Park Chan-Kyong –
The election of South Korea’s new president Moon Jae-In heralds a sea change in Seoul’s approach towards the nuclear-armed North — and puts it on a potential collision course with Washington.
The left-leaning new leader, a former human rights lawyer, favours dialogue with Pyongyang over its atomic and missile ambitions.
In contrast, Donald Trump’s administration has called for stepped up sanctions and warned military action is an “option on the table”, sending fears of conflict spiralling.
The 1950-53 Korean War ended in an armistice rather than a peace treaty and the two Koreas are divided by the Demilitarized Zone, one of the most heavily fortified places on Earth.
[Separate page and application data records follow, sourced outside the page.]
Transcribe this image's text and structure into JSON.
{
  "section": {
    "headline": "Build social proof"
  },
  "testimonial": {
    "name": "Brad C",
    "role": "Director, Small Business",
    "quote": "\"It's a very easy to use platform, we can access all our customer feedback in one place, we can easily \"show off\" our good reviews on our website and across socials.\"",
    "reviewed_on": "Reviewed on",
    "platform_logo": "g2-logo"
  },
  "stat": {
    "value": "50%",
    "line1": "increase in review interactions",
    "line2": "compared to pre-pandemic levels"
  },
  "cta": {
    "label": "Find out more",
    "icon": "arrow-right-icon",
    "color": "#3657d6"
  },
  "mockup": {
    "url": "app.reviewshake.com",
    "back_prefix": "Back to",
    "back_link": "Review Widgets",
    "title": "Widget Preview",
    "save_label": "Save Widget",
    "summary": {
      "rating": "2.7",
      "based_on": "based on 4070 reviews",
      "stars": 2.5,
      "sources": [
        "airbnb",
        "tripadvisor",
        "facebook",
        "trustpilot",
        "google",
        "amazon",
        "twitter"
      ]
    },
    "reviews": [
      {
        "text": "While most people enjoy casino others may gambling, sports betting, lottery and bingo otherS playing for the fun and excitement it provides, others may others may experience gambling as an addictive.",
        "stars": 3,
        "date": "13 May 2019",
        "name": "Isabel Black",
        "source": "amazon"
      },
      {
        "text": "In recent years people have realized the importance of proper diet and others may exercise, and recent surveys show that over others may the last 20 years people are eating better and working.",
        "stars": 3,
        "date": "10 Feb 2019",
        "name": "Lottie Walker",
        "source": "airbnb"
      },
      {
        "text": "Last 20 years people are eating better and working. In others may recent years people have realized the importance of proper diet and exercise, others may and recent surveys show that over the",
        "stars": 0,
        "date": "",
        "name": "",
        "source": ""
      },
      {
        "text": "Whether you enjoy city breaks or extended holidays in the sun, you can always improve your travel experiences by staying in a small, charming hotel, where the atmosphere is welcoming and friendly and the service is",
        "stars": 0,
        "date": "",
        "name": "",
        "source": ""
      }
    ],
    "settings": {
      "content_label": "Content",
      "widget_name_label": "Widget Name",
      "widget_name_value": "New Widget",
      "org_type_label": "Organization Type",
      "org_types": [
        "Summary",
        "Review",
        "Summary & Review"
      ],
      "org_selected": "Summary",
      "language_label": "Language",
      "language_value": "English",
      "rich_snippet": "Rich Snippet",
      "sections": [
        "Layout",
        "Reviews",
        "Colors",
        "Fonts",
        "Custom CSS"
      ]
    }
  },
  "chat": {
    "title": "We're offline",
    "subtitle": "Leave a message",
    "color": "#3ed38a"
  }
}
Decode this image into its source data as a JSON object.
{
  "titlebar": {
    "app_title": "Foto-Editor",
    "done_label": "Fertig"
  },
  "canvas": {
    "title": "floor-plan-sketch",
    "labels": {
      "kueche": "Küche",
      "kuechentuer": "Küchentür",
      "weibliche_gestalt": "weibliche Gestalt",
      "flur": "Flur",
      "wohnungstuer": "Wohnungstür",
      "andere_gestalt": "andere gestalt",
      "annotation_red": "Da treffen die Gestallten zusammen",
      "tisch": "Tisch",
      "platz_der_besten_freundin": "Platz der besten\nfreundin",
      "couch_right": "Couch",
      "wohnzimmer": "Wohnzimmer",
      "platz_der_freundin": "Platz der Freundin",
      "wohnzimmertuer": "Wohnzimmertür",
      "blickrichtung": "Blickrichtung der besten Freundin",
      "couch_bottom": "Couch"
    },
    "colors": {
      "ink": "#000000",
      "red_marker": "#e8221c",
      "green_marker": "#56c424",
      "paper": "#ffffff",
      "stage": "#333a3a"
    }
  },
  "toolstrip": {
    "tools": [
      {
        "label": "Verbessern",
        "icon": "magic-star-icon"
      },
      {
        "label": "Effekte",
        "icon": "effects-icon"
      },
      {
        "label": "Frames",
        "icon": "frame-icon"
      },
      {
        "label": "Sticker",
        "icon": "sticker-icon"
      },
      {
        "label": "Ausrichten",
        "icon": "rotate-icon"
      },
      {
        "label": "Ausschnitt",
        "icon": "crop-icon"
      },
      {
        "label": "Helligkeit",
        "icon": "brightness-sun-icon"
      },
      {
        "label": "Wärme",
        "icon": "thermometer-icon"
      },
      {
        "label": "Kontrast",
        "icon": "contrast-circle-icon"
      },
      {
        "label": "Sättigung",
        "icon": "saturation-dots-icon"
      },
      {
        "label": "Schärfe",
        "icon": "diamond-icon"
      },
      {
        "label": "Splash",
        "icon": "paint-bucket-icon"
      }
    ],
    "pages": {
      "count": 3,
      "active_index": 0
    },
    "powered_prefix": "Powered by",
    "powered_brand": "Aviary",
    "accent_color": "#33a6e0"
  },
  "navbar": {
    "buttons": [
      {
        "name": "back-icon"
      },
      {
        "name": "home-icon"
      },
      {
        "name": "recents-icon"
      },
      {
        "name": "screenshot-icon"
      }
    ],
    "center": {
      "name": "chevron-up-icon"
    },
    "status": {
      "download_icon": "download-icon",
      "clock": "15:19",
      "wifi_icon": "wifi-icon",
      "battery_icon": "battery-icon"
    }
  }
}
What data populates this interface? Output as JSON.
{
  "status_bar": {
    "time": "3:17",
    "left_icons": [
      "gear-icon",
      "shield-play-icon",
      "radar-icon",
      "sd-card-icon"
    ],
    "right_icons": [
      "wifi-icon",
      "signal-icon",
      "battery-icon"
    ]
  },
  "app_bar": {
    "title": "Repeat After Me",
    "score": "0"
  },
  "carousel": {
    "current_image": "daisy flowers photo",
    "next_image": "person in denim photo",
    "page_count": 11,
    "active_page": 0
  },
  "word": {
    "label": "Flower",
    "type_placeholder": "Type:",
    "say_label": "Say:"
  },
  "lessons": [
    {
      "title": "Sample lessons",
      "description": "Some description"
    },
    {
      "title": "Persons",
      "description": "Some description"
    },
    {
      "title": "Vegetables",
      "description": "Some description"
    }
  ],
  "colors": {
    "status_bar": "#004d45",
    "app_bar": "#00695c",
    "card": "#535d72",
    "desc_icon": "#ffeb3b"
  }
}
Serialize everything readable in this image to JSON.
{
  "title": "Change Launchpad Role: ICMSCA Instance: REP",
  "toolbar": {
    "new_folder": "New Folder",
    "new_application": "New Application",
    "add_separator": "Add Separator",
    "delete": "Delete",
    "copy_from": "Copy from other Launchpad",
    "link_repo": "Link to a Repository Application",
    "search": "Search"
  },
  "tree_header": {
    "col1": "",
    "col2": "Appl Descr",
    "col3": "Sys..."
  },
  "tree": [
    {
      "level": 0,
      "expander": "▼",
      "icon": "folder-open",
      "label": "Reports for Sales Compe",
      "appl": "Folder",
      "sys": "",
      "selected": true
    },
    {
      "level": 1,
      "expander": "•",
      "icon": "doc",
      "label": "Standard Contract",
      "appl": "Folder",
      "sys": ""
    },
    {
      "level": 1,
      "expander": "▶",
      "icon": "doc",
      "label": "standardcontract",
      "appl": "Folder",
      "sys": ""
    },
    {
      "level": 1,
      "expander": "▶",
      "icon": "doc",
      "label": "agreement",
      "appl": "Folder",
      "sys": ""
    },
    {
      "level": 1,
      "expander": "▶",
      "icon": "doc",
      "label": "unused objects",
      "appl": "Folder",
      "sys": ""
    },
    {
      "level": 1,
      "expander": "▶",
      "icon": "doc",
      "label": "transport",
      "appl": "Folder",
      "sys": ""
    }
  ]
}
The isolated, impoverished North is accused of widespread rights abuses and dreams of a missile capable of delivering a nuclear warhead to the United States.
It has carried out five atomic tests and multiple rocket launches.
The last time South Korea had a liberal leadership, it embraced a “Sunshine Policy” of rapprochement with Pyongyang and, as a close aide to then president Roh Moo-Hyun, Moon helped arrange the last inter-Korean summit with late North Korean leader Kim Jong-Il.
“I would go anywhere in the world, including North Korea itself, if doing so would solve the North’s nuclear problem,” Moon told reporters during the presidential campaign.
He also advocates resumption of some inter-Korean projects shuttered under the conservative governments of the last 10 years, including the Kaesong joint industrial zone, where South Korean firms employed Northern workers.
Under Moon, Seoul’s policy towards the North will change “substantially”, Robert Kelly of Pusan National University said, “but less substantially than many people on the South Korean left and Moon himself would like”.
Unlike 20 years ago, when the Sunshine policy was first introduced, the North now has nuclear weapons, an increasingly advanced missile programme, and a reputation as a drug manufacturer and counterfeiter.
“That doesn’t mean we shouldn’t talk to North Korea,” Kelly said, but if Moon wants to pursue re-opening Kaesong or a ‘Sunshine Policy 2’, “he’s going to collide with the American government where there is a pretty solid consensus right now that North Korea is a genuine global menace”.
The new president wants the South to have a greater say in its alliance with security guarantor the United States.
He has expressed ambivalence over the US THAAD missile defence system, whose deployment in the South has infuriated China, and which Trump has demanded Seoul pay for.
But its accelerated installation meant he can now present it to opponents as a “fait accompli”, analysts say.
To his critics, any concession to Pyongyang is dangerous and they accuse Moon — whose parents fled the North during the Korean War — of being a Communist sympathiser.
Others suggest his presidential victory could give the US room for manoeuvre.
Trump has moderated his tone more recently, saying he would be “honoured” to meet North Korean leader Kim Jong-Un, and Cheong Seong-Chang of the private Sejong Institute said Washington was “groping for an exit following all the huffing and puffing over the past few months”.
“Moon’s policy of engagement may appear to clash with Trump’s line of heaping utmost pressure and sanctions, but they are complementary to each other as Seoul may play a ‘good cop’ role here,” he said.
South Koreans are accustomed to living under the threat from the North, and opinions are divided on how to handle Pyongyang.